*** Data provided ***

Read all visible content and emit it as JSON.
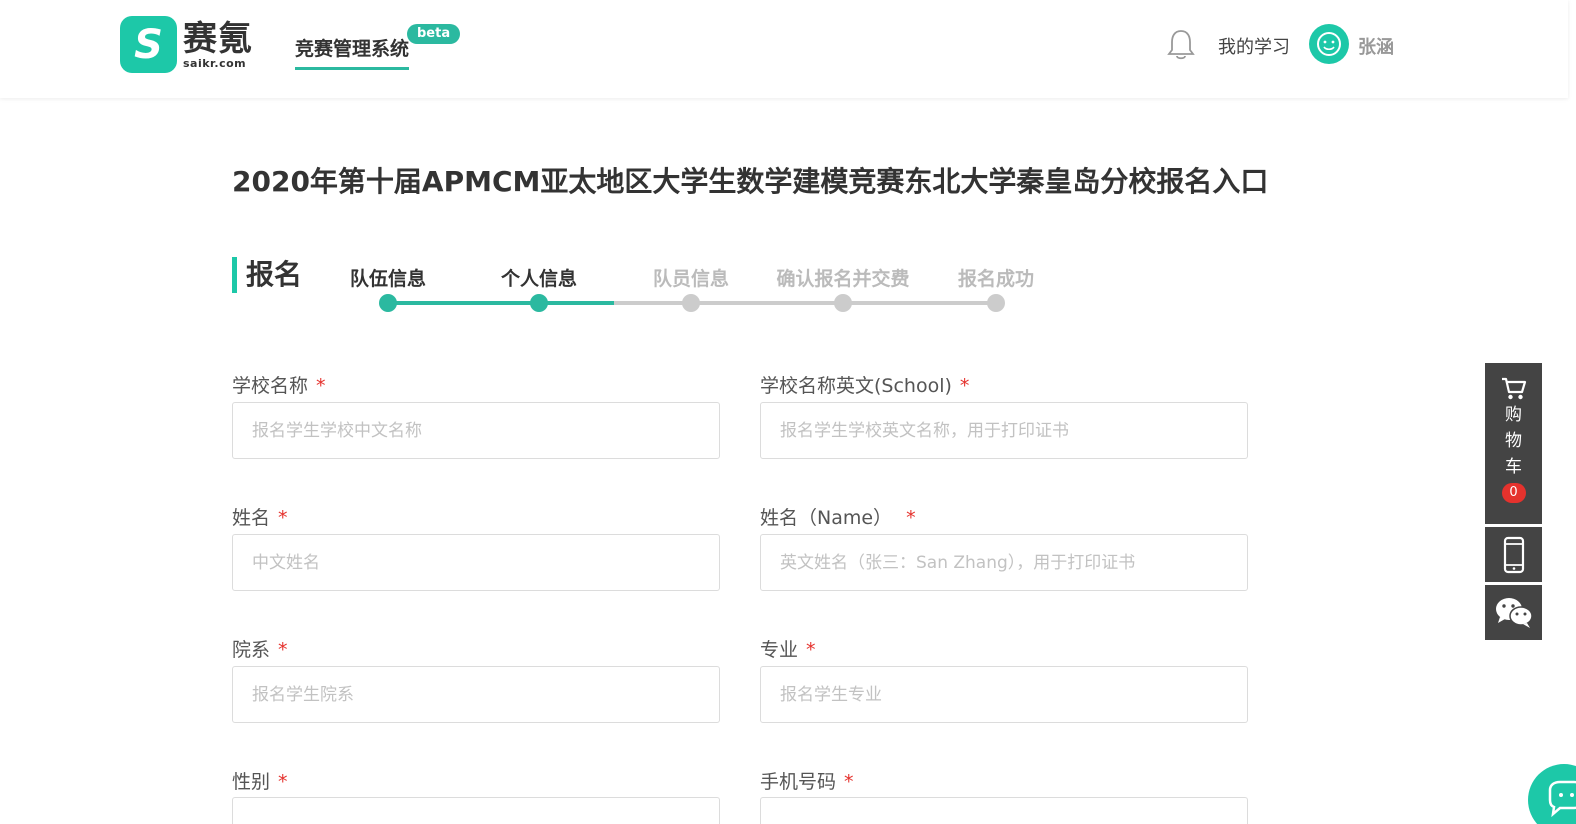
{
  "header": {
    "logo_cn": "赛氪",
    "logo_en": "saikr.com",
    "system_title": "竞赛管理系统",
    "beta_label": "beta",
    "my_study": "我的学习",
    "username": "张涵"
  },
  "page": {
    "title": "2020年第十届APMCM亚太地区大学生数学建模竞赛东北大学秦皇岛分校报名入口",
    "section_title": "报名"
  },
  "steps": [
    {
      "label": "队伍信息",
      "state": "done"
    },
    {
      "label": "个人信息",
      "state": "current"
    },
    {
      "label": "队员信息",
      "state": "todo"
    },
    {
      "label": "确认报名并交费",
      "state": "todo"
    },
    {
      "label": "报名成功",
      "state": "todo"
    }
  ],
  "form": {
    "school_name": {
      "label": "学校名称",
      "placeholder": "报名学生学校中文名称",
      "required": "*"
    },
    "school_name_en": {
      "label": "学校名称英文(School)",
      "placeholder": "报名学生学校英文名称，用于打印证书",
      "required": "*"
    },
    "name": {
      "label": "姓名",
      "placeholder": "中文姓名",
      "required": "*"
    },
    "name_en": {
      "label": "姓名（Name）",
      "placeholder": "英文姓名（张三：San Zhang），用于打印证书",
      "required": "*"
    },
    "department": {
      "label": "院系",
      "placeholder": "报名学生院系",
      "required": "*"
    },
    "major": {
      "label": "专业",
      "placeholder": "报名学生专业",
      "required": "*"
    },
    "gender": {
      "label": "性别",
      "required": "*"
    },
    "phone": {
      "label": "手机号码",
      "required": "*"
    }
  },
  "sidebar": {
    "cart_chars": [
      "购",
      "物",
      "车"
    ],
    "cart_count": "0"
  },
  "colors": {
    "accent": "#1dc8a8",
    "step_active": "#2bb9a0",
    "step_inactive": "#cccccc",
    "required": "#e5322d",
    "side_bg": "#444444"
  },
  "icons": [
    "bell-icon",
    "avatar-face-icon",
    "cart-icon",
    "mobile-icon",
    "wechat-icon",
    "chat-icon"
  ]
}
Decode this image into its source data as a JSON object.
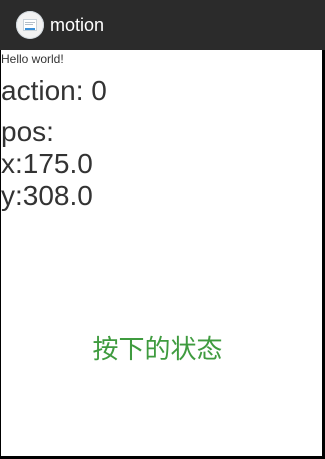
{
  "app": {
    "title": "motion",
    "icon": "app-notes-icon"
  },
  "content": {
    "hello_text": "Hello world!",
    "action_label": "action: 0",
    "pos_label": "pos:",
    "pos_x": "x:175.0",
    "pos_y": "y:308.0",
    "press_state": "按下的状态"
  },
  "colors": {
    "action_bar": "#2b2b2b",
    "background": "#ffffff",
    "text_dark": "#333333",
    "accent_green": "#3f9b3f"
  }
}
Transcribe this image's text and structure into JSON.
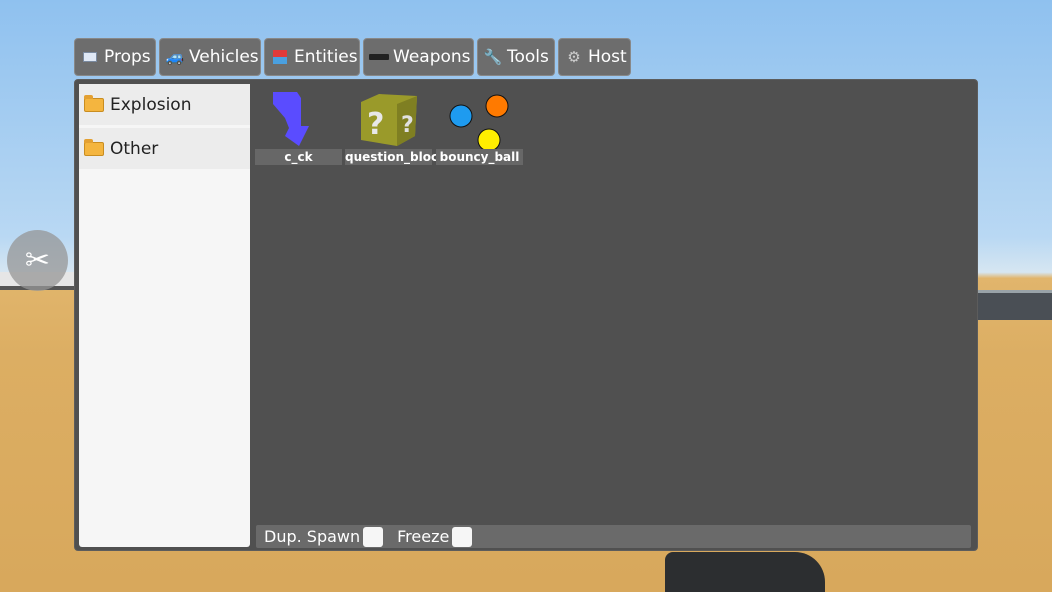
{
  "tabs": [
    {
      "label": "Props",
      "icon": "props-icon"
    },
    {
      "label": "Vehicles",
      "icon": "car-icon"
    },
    {
      "label": "Entities",
      "icon": "blocks-icon"
    },
    {
      "label": "Weapons",
      "icon": "pistol-icon"
    },
    {
      "label": "Tools",
      "icon": "wrench-icon"
    },
    {
      "label": "Host",
      "icon": "gear-icon"
    }
  ],
  "sidebar": {
    "categories": [
      {
        "label": "Explosion"
      },
      {
        "label": "Other"
      }
    ]
  },
  "items": [
    {
      "label": "c_ck"
    },
    {
      "label": "question_block"
    },
    {
      "label": "bouncy_ball"
    }
  ],
  "bottom": {
    "dup_spawn_label": "Dup. Spawn",
    "dup_spawn_checked": false,
    "freeze_label": "Freeze",
    "freeze_checked": false
  },
  "colors": {
    "ball_blue": "#1e9bf0",
    "ball_orange": "#ff7a00",
    "ball_yellow": "#ffee00",
    "ck_purple": "#5a4cff"
  }
}
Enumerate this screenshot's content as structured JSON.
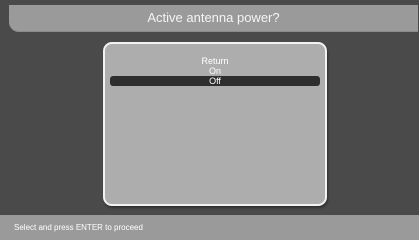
{
  "header": {
    "title": "Active antenna power?"
  },
  "dialog": {
    "items": [
      {
        "label": "Return",
        "selected": false
      },
      {
        "label": "On",
        "selected": false
      },
      {
        "label": "Off",
        "selected": true
      }
    ]
  },
  "status_bar": {
    "hint": "Select and press ENTER to proceed"
  },
  "colors": {
    "screen_background": "#4a4a4a",
    "bar_background": "#9a9a9a",
    "dialog_background": "#adadad",
    "selection_highlight": "#2e2e2e",
    "text": "#ffffff"
  }
}
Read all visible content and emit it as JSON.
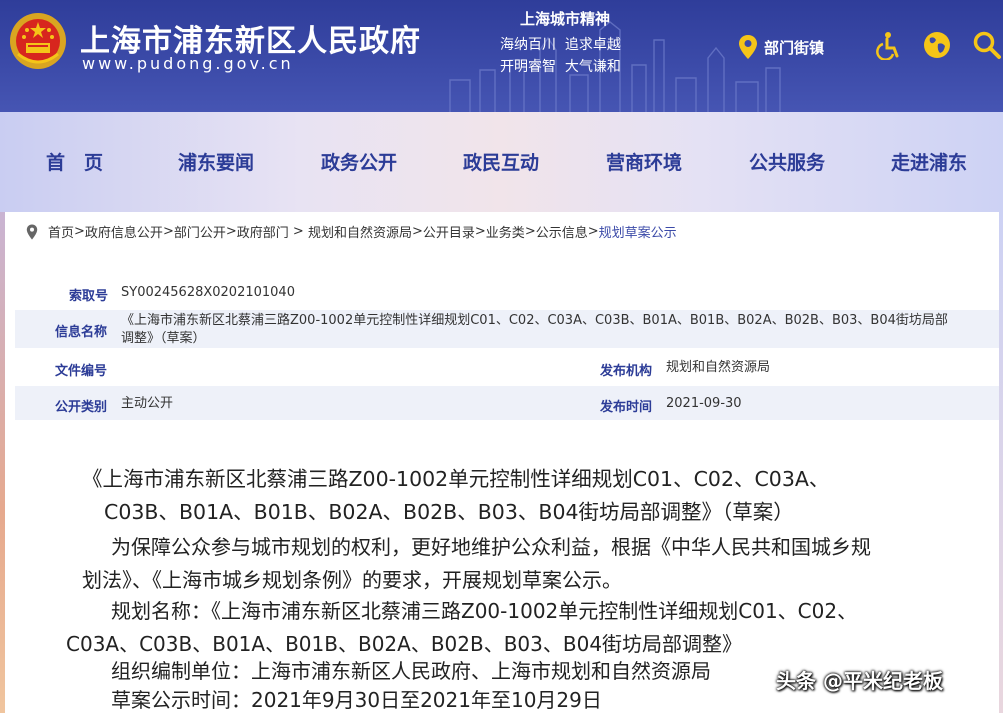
{
  "header": {
    "site_title": "上海市浦东新区人民政府",
    "site_url": "www.pudong.gov.cn",
    "spirit_title": "上海城市精神",
    "spirit_line1": "海纳百川  追求卓越",
    "spirit_line2": "开明睿智  大气谦和",
    "dept_label": "部门街镇",
    "icons": [
      "location-pin-icon",
      "accessibility-icon",
      "globe-icon",
      "search-icon"
    ],
    "bg_color": "#3b4aa8"
  },
  "nav": {
    "items": [
      "首　页",
      "浦东要闻",
      "政务公开",
      "政民互动",
      "营商环境",
      "公共服务",
      "走进浦东"
    ],
    "text_color": "#2c3c97"
  },
  "breadcrumb": {
    "items": [
      "首页",
      "政府信息公开",
      "部门公开",
      "政府部门",
      "规划和自然资源局",
      "公开目录",
      "业务类",
      "公示信息",
      "规划草案公示"
    ],
    "separators": [
      ">",
      ">",
      ">",
      " > ",
      ">",
      ">",
      ">",
      ">"
    ]
  },
  "meta": {
    "index_label": "索取号",
    "index_value": "SY00245628X0202101040",
    "name_label": "信息名称",
    "name_value_line1": "《上海市浦东新区北蔡浦三路Z00-1002单元控制性详细规划C01、C02、C03A、C03B、B01A、B01B、B02A、B02B、B03、B04街坊局部",
    "name_value_line2": "调整》（草案）",
    "docno_label": "文件编号",
    "docno_value": "",
    "publisher_label": "发布机构",
    "publisher_value": "规划和自然资源局",
    "category_label": "公开类别",
    "category_value": "主动公开",
    "date_label": "发布时间",
    "date_value": "2021-09-30"
  },
  "article": {
    "title_line1": "《上海市浦东新区北蔡浦三路Z00-1002单元控制性详细规划C01、C02、C03A、",
    "title_line2": "C03B、B01A、B01B、B02A、B02B、B03、B04街坊局部调整》（草案）",
    "p1_line1": "为保障公众参与城市规划的权利，更好地维护公众利益，根据《中华人民共和国城乡规",
    "p1_line2": "划法》、《上海市城乡规划条例》的要求，开展规划草案公示。",
    "p2_line1": "规划名称：《上海市浦东新区北蔡浦三路Z00-1002单元控制性详细规划C01、C02、",
    "p2_line2": "C03A、C03B、B01A、B01B、B02A、B02B、B03、B04街坊局部调整》",
    "p3": "组织编制单位：上海市浦东新区人民政府、上海市规划和自然资源局",
    "p4": "草案公示时间：2021年9月30日至2021年至10月29日"
  },
  "watermark": "头条 @平米纪老板"
}
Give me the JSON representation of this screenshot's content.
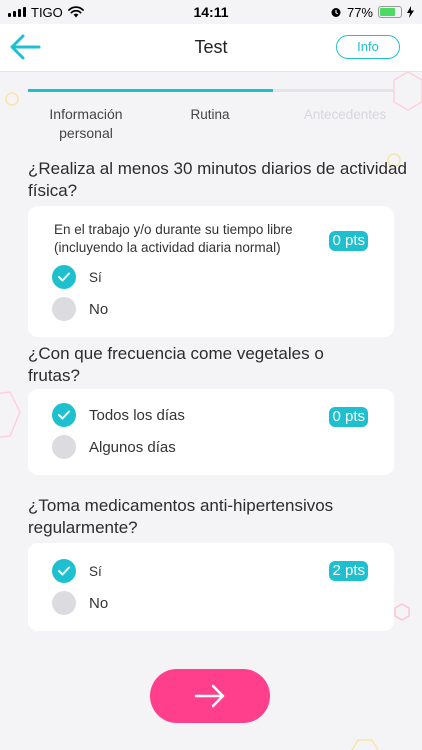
{
  "status_bar": {
    "carrier": "TIGO",
    "time": "14:11",
    "battery_percent": "77%",
    "battery_level": 0.77
  },
  "header": {
    "title": "Test",
    "info_label": "Info"
  },
  "steps": {
    "progress": 0.67,
    "items": [
      {
        "label": "Información personal",
        "state": "done"
      },
      {
        "label": "Rutina",
        "state": "current"
      },
      {
        "label": "Antecedentes",
        "state": "pending"
      }
    ]
  },
  "questions": [
    {
      "text": "¿Realiza al menos 30 minutos diarios de actividad física?",
      "description": "En el trabajo y/o durante su tiempo libre (incluyendo la actividad diaria normal)",
      "points": "0 pts",
      "options": [
        {
          "label": "Sí",
          "selected": true
        },
        {
          "label": "No",
          "selected": false
        }
      ]
    },
    {
      "text": "¿Con que frecuencia come vegetales o frutas?",
      "points": "0 pts",
      "options": [
        {
          "label": "Todos los días",
          "selected": true
        },
        {
          "label": "Algunos días",
          "selected": false
        }
      ]
    },
    {
      "text": "¿Toma medicamentos anti-hipertensivos regularmente?",
      "points": "2 pts",
      "options": [
        {
          "label": "Sí",
          "selected": true
        },
        {
          "label": "No",
          "selected": false
        }
      ]
    }
  ],
  "colors": {
    "accent": "#1ec0cf",
    "primary_button": "#ff3f8c",
    "background": "#f4f4f7",
    "unselected_radio": "#dcdce0"
  },
  "icons": {
    "back": "arrow-left-icon",
    "next": "arrow-right-icon",
    "check": "check-icon",
    "wifi": "wifi-icon",
    "alarm": "alarm-icon",
    "charging": "bolt-icon"
  }
}
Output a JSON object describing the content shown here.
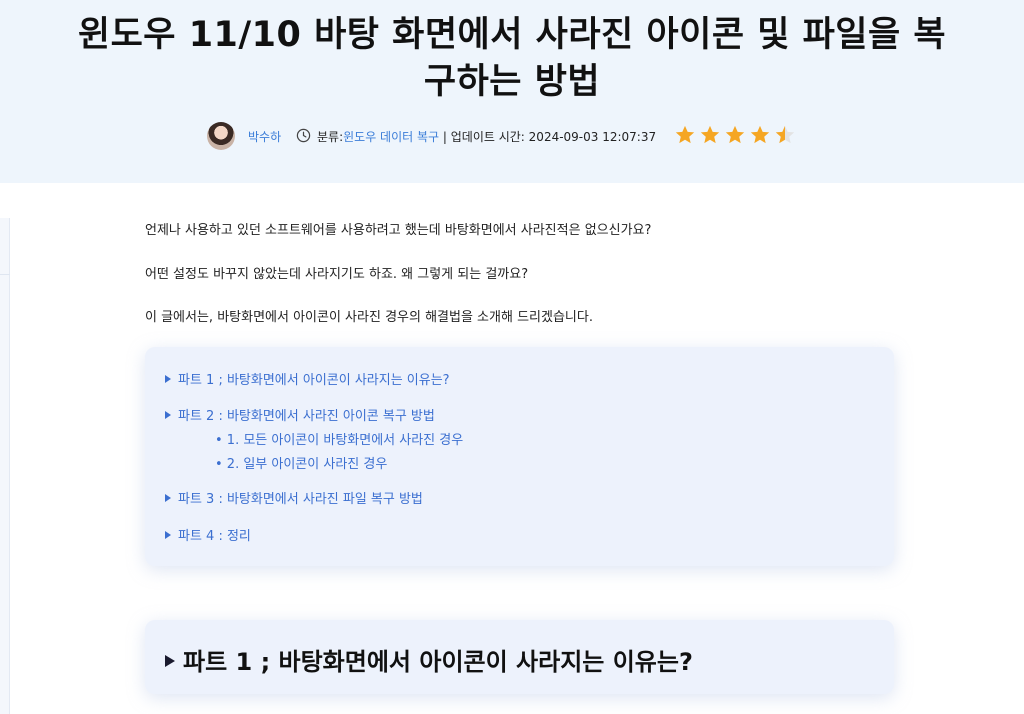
{
  "article": {
    "title_line1": "윈도우 11/10 바탕 화면에서 사라진 아이콘 및 파일을 복",
    "title_line2": "구하는 방법",
    "author": "박수하",
    "category_label": "분류:",
    "category": "윈도우 데이터 복구",
    "update_label": " | 업데이트 시간: ",
    "updated": "2024-09-03 12:07:37",
    "rating": 4.5
  },
  "intro": [
    "언제나 사용하고 있던 소프트웨어를 사용하려고 했는데 바탕화면에서 사라진적은 없으신가요?",
    "어떤 설정도 바꾸지 않았는데 사라지기도 하죠. 왜 그렇게 되는 걸까요?",
    "이 글에서는, 바탕화면에서 아이콘이 사라진 경우의 해결법을 소개해 드리겠습니다."
  ],
  "toc": {
    "items": [
      "파트 1 ; 바탕화면에서 아이콘이 사라지는 이유는?",
      "파트 2 : 바탕화면에서 사라진 아이콘 복구 방법",
      "파트 3 : 바탕화면에서 사라진 파일 복구 방법",
      "파트 4 : 정리"
    ],
    "subitems": [
      "• 1. 모든 아이콘이 바탕화면에서 사라진 경우",
      "• 2. 일부 아이콘이 사라진 경우"
    ]
  },
  "section1": {
    "heading": "파트 1 ; 바탕화면에서 아이콘이 사라지는 이유는?"
  },
  "colors": {
    "accent": "#3b6fd0",
    "star": "#f5a623",
    "hero_bg": "#eef5fc"
  },
  "icons": {
    "clock": "clock-icon",
    "star": "star-icon",
    "triangle": "triangle-right-icon"
  }
}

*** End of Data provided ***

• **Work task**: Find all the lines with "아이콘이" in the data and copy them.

• **Response to the task**:
    "이 글에서는, 바탕화면에서 아이콘이 사라진 경우의 해결법을 소개해 드리겠습니다."
      "파트 1 ; 바탕화면에서 아이콘이 사라지는 이유는?",
      "• 1. 모든 아이콘이 바탕화면에서 사라진 경우",
      "• 2. 일부 아이콘이 사라진 경우"
    "heading": "파트 1 ; 바탕화면에서 아이콘이 사라지는 이유는?"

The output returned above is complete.